Jeju is scientifically valuable for its extensive system of lava tubes (also known as lateral volcanoes or in Korean as Oreum). These natural conduits through which magma once flowed are now empty caves that are some of the largest in the world. The caves provide opportunities for scientific research and are also popular tourist destinations. Off the shores of the city of Seogwipo are a vast belt of pillar-shaped rocks that are examples of the natural beauty of Jeju. Shellfish and animal fossils discovered in this area are also very valuable as scientific resources. Beomseom Island and Moonseom Island, also off the city seacoast, are also well preserved and scenic areas. The variety of animal and plant species on Jeju is also an important reason for its value as a natural reserve. Half of all Korean vascular plants grow naturally on the island while another 200 species of plants indigenous to Korea have been transported here. However, half of these species face extinction. The polar plants which came from the south during a glacial period and inhabit the peak of Jeju is one example. Other plants in the subtropical forest and lower regions of the island are also endangered.

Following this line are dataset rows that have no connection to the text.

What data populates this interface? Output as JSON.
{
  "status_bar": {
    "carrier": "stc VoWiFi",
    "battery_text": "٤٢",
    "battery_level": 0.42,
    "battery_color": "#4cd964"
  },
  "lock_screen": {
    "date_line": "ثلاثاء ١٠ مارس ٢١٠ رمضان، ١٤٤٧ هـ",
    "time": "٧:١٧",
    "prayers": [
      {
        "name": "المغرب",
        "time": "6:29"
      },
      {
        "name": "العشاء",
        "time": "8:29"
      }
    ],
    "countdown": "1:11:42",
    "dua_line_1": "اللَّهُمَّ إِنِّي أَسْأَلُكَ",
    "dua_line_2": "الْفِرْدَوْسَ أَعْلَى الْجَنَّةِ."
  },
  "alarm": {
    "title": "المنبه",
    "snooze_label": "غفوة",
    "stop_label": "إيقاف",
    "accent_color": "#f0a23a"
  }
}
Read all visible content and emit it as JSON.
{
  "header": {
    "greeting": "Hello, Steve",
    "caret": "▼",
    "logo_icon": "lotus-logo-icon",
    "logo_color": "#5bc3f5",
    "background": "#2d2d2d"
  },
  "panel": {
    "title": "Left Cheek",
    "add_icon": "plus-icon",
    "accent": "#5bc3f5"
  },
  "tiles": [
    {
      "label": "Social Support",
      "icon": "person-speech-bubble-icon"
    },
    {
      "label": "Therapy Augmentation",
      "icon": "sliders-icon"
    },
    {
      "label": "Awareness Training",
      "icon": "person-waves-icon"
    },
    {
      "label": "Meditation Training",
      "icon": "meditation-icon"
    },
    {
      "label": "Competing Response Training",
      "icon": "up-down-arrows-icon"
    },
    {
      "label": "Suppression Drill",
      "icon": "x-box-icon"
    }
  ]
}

Over 17 mammals, 198 types of birds, 8 types of amphibians, 8 types of reptiles, and 947 insect species have been catalogued in the nature reserve. Endangered species include the Capreolus capreolus pygargus and Felis bengalensis manchuria. Since the island was last connected to the Korean Peninsula 10,000 years ago, animals endemic to the island appeared at that time and this separation from the mainland is also of biological significance.
A famous part of the Mt. Hallasan Nature Reserve is the Pillemot Cave, a site dating to the Paleolithic period. The caves are significant because of the archaeological remains found there. Archaeological evidence from the cave suggests that people have occupied the island since the Paleolithic period.